START Input data
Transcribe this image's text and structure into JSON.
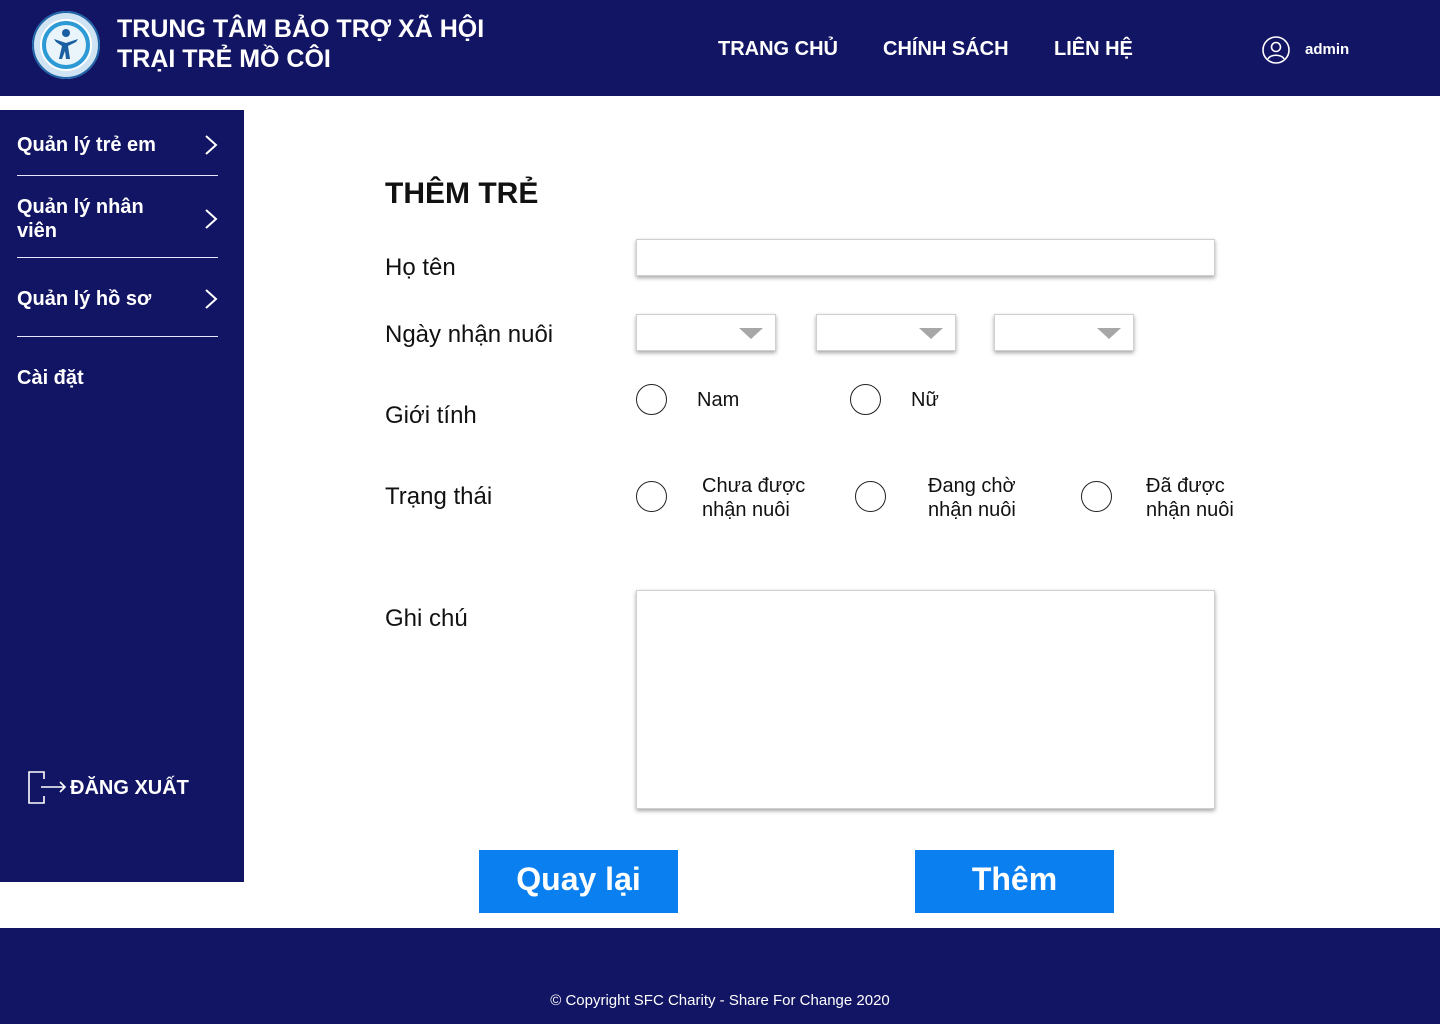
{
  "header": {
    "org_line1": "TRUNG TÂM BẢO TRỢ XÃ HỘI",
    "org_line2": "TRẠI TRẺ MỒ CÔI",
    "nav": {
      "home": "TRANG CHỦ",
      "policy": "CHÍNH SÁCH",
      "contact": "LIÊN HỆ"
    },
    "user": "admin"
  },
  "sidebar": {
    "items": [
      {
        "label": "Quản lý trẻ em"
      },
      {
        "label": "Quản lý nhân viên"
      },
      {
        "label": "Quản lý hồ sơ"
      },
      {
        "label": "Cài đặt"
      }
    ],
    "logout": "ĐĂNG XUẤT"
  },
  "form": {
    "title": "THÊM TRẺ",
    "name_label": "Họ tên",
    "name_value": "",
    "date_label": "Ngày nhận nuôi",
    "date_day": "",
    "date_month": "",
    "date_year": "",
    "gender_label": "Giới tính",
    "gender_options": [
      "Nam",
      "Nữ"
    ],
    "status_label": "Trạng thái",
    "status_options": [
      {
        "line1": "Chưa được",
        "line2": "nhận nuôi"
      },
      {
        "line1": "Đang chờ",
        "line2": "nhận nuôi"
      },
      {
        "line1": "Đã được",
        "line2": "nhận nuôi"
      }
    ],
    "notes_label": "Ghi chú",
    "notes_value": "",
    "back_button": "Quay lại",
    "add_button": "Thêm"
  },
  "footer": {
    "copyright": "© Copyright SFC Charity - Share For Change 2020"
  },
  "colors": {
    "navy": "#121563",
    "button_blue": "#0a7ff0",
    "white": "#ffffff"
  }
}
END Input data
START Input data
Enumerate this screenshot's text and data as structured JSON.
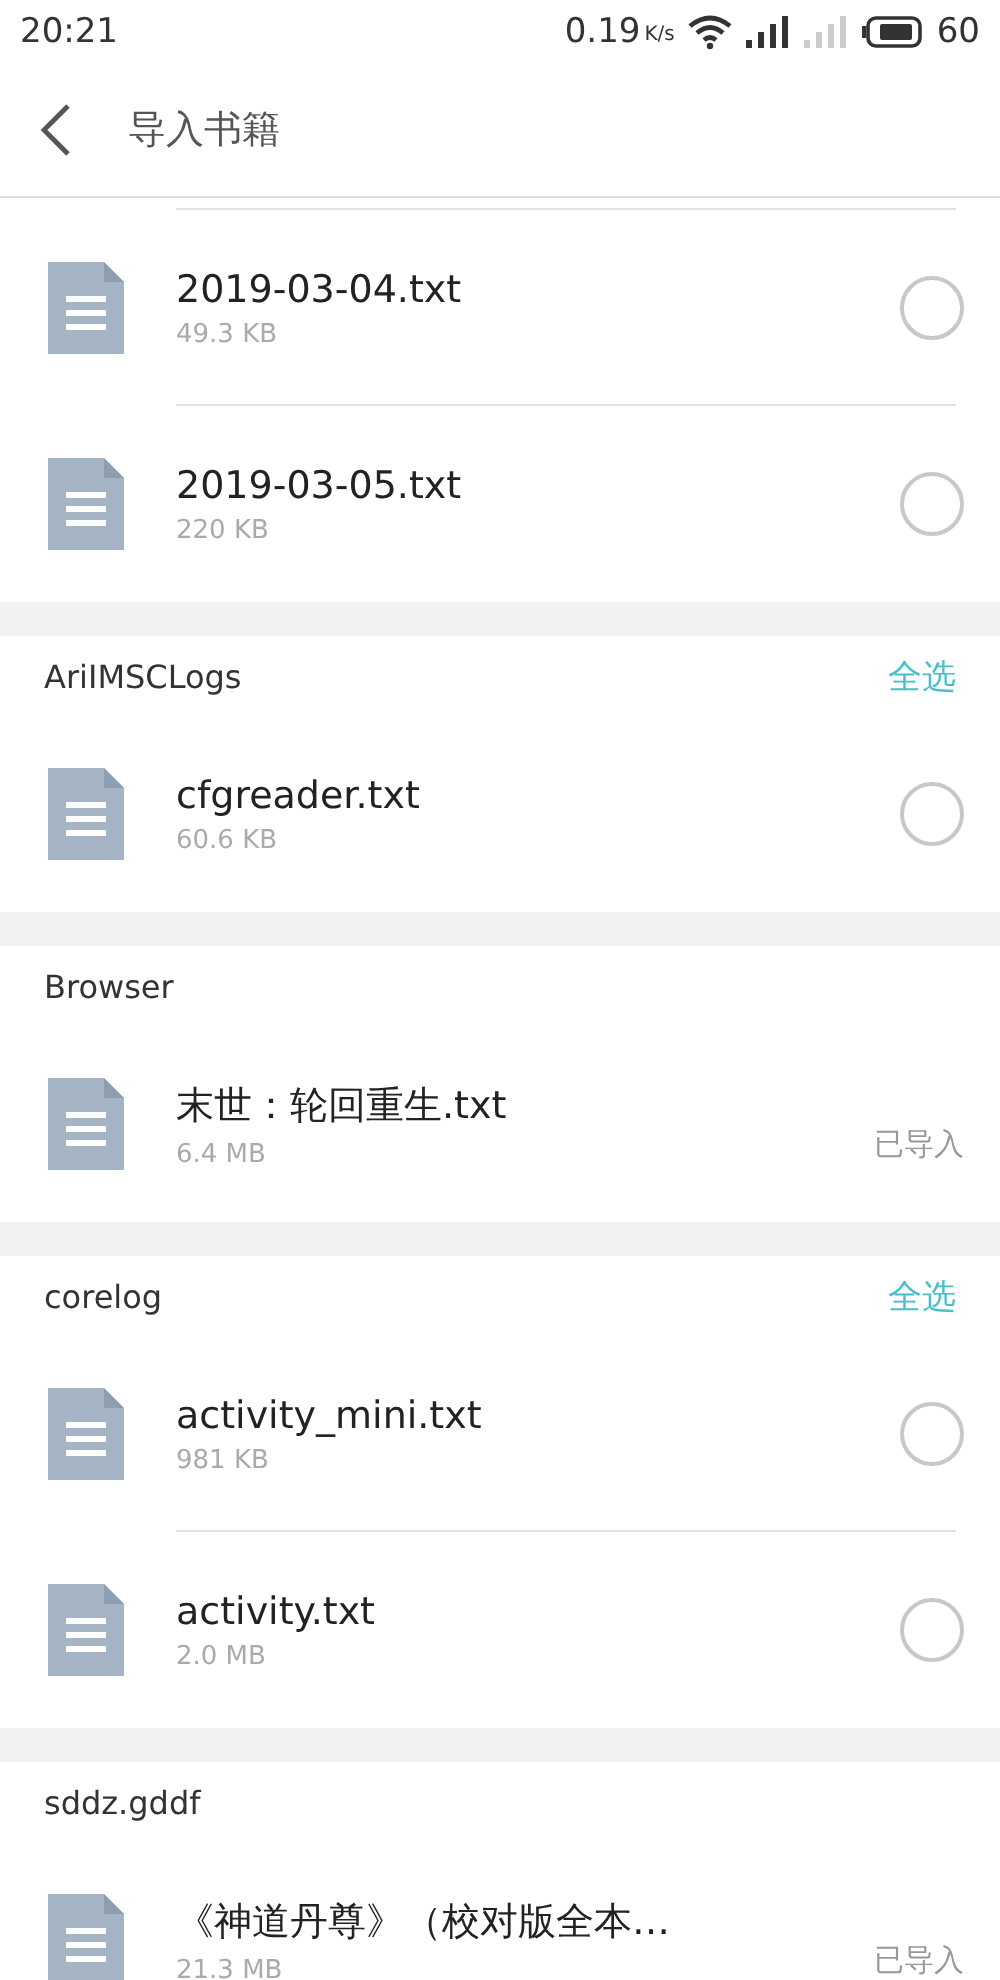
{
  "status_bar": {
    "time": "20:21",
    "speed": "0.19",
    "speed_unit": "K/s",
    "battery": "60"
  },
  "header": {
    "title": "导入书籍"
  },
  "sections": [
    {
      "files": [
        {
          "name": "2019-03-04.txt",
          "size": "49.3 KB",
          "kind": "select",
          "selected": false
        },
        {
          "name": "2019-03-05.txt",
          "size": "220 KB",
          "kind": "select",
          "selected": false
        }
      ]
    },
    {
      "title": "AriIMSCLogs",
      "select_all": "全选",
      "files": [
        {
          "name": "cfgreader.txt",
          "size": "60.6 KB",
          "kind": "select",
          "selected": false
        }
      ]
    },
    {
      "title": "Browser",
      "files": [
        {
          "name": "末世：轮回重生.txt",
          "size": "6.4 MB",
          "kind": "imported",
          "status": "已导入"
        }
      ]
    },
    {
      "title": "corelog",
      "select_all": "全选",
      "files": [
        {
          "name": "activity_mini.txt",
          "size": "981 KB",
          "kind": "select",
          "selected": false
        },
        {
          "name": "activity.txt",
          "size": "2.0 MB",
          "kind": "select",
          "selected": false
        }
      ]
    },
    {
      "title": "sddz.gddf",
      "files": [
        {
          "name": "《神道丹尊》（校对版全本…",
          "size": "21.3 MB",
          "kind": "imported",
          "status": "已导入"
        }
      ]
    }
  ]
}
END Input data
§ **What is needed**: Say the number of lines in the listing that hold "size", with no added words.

§ **Result below**: 7